During the summer of 1862 the Arkansas State Capital moved from Little Rock to Hot Springs to escape the approaching Union Army and the city served as the State Capital at least from July 2 to July 14. The state's records were stored in Governor Henry Massie Rector's two-story home and adjacent log kitchen on the site of the present day Arlington Lawn. The capital moved back to Little Rock after its brief time in Hot Springs before moving again in September 1863 to Old Washington in Hempstead County, where it remained until the war ended.
"As we mark the sesquicentennial of our town serving as the state capital, we started discussing how to best bring attention to those July days in 1862," said Josie Fernandez, Superintendent of Hot Springs National Park. "So we contacted folks we thought would like to join us in that endeavor and we are very excited about the response."
Todd Cranson, Executive Director of the Hot Springs Music Festival, and Liz Robbins, Executive Director, Garland County Historical Society, greeted the idea with enthusiasm and were on board from the start of the discussions.
"We have chosen to present a 19th century civilian ball," said Cranson. "The story of the Civil War in Hot Springs is primarily a story of individual people's struggles. 150 years later a diversion like this is still a popular way to escape the troubles of life and enjoy the people around you who really matter most."
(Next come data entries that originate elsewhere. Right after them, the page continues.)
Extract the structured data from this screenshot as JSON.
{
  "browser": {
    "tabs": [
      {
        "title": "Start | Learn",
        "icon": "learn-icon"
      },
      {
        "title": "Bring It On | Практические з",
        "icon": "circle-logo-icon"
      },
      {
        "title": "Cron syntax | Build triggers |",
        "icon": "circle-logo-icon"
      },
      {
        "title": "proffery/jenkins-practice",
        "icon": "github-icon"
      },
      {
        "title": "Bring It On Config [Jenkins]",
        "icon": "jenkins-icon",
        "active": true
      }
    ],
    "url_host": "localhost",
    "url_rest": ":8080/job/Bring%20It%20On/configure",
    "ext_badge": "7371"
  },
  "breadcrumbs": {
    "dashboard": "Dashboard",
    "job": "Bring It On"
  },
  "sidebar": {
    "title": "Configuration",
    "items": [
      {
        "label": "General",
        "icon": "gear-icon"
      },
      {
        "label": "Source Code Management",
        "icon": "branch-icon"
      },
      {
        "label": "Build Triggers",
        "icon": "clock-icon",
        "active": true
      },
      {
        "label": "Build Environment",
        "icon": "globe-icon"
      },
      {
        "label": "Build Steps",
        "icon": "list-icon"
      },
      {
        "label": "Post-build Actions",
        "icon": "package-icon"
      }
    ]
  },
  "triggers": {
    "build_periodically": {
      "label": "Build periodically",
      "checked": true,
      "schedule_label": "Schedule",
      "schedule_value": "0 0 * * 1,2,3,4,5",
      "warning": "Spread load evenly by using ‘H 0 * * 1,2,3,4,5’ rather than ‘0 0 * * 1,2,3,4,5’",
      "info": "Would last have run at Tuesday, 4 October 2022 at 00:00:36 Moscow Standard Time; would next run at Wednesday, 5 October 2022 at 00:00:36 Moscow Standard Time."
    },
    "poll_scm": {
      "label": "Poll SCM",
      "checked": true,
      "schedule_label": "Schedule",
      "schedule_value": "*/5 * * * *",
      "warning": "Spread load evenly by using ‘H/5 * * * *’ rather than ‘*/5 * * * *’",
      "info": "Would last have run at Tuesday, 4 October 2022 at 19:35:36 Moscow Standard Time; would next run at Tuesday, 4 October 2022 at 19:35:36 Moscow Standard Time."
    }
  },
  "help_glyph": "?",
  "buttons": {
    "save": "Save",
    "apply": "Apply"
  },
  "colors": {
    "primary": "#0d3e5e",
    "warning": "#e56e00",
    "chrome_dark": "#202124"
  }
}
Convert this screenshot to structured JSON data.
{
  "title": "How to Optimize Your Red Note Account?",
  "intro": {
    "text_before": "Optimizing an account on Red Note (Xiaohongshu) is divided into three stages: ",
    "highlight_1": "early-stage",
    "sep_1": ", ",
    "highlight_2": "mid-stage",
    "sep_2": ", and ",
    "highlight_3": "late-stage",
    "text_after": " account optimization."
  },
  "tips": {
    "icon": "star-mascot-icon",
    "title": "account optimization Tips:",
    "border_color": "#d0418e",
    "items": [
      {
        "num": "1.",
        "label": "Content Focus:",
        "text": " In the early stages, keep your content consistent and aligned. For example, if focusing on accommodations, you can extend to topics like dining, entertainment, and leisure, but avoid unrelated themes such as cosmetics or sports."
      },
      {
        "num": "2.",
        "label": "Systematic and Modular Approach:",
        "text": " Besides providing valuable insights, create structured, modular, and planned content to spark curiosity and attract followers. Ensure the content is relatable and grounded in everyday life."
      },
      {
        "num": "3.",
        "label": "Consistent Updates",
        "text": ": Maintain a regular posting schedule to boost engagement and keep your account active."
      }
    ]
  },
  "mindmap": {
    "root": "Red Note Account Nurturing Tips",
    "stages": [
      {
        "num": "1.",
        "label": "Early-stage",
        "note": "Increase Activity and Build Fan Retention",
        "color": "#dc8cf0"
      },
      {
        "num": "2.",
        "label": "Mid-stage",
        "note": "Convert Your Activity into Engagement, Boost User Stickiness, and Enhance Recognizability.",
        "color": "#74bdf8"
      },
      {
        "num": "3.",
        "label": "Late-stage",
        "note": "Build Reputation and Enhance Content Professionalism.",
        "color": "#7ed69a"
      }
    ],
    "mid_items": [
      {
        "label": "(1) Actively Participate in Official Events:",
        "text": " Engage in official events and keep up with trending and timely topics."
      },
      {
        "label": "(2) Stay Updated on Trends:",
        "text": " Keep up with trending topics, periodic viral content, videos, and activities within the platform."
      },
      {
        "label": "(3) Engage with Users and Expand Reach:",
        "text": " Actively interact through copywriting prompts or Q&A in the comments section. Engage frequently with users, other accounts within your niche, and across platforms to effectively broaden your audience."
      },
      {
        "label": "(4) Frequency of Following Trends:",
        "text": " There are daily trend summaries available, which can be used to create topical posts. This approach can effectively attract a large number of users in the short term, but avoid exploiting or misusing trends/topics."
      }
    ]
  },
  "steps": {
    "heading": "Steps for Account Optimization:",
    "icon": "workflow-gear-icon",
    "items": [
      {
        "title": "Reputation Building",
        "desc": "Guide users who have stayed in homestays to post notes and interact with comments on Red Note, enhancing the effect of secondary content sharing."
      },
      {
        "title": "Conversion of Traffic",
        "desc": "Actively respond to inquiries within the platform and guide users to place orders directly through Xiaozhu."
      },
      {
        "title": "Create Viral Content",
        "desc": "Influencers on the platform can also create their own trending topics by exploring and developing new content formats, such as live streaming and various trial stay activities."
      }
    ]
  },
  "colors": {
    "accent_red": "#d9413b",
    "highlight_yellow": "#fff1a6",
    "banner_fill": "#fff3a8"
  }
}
For Robbins, the weekend presented a great opportunity to learn more about that period in American history.
"A lot happened here during the Civil War - the 1862 move of the state capital, men leaving to join the Northern and the Southern armies, fierce skirmishes, looting and killings by guerrilla bands, food shortages, and the burning of the town, " she said. "This weekend event is a great opportunity to learn about our Civil War past and to think about how much we today have been affected by those times."
Others groups involved in "A Capital Weekend" include the Arkansas History Commission, Visit Hot Springs, and the Arkansas Rehabilitation Center.
Here is a schedule of weekend events.